Catching Hamoors with a Gargoor on a Shasha
That is not as bad as "Theres something Fishy about UAE", I'm sure. Now let's move on..
- Before oil was discovered, the people living along the coastal regions of UAE depended on the sea for their livelihood. Maritime trade, boat building, fishing nets and trap fabrication, pearl fishing, fisheries thrived during the period.
- Currently, there are more than 25,000 fishermen using 8000 fishing boats in the UAE.
- It is illegal for to carry out fishing operations without a UAE national on board.
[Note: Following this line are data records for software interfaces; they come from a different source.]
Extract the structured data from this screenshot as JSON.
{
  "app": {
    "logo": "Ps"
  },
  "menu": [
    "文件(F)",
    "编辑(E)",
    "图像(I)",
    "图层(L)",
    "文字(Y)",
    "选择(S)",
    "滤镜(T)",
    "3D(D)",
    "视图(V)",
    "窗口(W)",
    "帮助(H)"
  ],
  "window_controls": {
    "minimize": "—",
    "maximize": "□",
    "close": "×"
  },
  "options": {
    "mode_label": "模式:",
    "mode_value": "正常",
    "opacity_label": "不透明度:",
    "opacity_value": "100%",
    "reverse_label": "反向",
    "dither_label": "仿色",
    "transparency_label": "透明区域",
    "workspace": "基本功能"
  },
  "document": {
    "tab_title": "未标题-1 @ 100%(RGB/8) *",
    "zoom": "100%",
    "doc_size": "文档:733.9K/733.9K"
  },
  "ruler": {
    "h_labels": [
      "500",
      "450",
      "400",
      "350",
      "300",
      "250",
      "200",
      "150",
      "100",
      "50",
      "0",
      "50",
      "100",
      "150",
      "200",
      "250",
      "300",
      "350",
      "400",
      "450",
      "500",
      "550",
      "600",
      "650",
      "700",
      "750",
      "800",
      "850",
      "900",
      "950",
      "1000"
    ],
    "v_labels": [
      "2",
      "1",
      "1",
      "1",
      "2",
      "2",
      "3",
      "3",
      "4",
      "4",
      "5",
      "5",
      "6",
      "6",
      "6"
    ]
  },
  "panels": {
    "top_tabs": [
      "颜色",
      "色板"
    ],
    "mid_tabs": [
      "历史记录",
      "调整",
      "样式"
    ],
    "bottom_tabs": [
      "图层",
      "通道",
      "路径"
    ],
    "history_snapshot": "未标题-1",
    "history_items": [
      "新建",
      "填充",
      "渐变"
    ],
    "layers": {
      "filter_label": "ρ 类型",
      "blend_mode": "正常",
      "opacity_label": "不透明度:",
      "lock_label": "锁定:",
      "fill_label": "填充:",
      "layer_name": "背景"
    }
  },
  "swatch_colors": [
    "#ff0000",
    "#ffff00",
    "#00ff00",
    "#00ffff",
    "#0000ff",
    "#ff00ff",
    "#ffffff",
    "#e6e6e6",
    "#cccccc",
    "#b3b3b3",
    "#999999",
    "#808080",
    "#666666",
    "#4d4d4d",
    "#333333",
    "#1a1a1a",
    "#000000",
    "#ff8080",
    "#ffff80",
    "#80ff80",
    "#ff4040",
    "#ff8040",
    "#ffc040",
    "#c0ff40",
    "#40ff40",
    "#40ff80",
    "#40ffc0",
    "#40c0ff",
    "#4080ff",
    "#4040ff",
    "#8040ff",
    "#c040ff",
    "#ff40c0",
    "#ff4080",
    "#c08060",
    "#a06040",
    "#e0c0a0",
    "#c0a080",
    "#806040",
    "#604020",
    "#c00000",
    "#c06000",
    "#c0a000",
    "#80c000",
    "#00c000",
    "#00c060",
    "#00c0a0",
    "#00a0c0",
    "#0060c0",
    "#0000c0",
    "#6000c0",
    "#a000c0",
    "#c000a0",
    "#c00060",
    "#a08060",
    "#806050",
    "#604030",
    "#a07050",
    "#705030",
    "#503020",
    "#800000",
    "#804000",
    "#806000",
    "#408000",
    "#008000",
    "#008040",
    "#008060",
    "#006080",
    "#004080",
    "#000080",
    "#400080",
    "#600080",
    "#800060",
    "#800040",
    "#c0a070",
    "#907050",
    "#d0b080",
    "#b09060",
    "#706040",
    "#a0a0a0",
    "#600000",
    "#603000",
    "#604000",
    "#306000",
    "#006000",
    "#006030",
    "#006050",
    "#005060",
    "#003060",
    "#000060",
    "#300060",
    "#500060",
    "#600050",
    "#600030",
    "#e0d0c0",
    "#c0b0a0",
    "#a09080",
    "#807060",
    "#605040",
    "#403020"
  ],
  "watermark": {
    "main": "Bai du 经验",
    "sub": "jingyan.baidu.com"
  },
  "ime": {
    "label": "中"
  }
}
- Fish traps locally known as Gargoor(pl. Gargeer) is a commonly used method though lines and hooks, beach line and gill nets are also used. Gargeer offers better chances of catching fresh fish than other methods.
- A Gargoor is a hemispherical steel mesh fish trap (image via) with an opening which leads the fish towards the bait. Gargeer are specially designed to allow juvenile marine species to escape and can be procured only through a written permission. It also also prevents 'ghost fishing' whereby abandoned gargeer continues to entrap fishes. Besides, abandoned gargeer can adversely affect the marine life if it is not bio-degradable.
- The Epinephelus Coioides or hamoor (ever tried finding hammour?) is considered to be the prime fish species by the local community. The rest of the world calls it 'grouper' (from the Portugese word 'garoupa') while it is 'groper' for the Aussies and the New Zealanders.
- Sultan Ibrahim is the local name of a fish - the Red Mullet.
- The 'Thorn Crown' starfish (image via) is considered to be one of the biggest threats to the coral reef in the UAE and special missions are undertaken by divers to eliminate them.
- Traditionally, the central vein of the palm leaves were used to make gargeers and other parts of the palm tree were used to make the 'shasha' (image via) or the palm reed boat.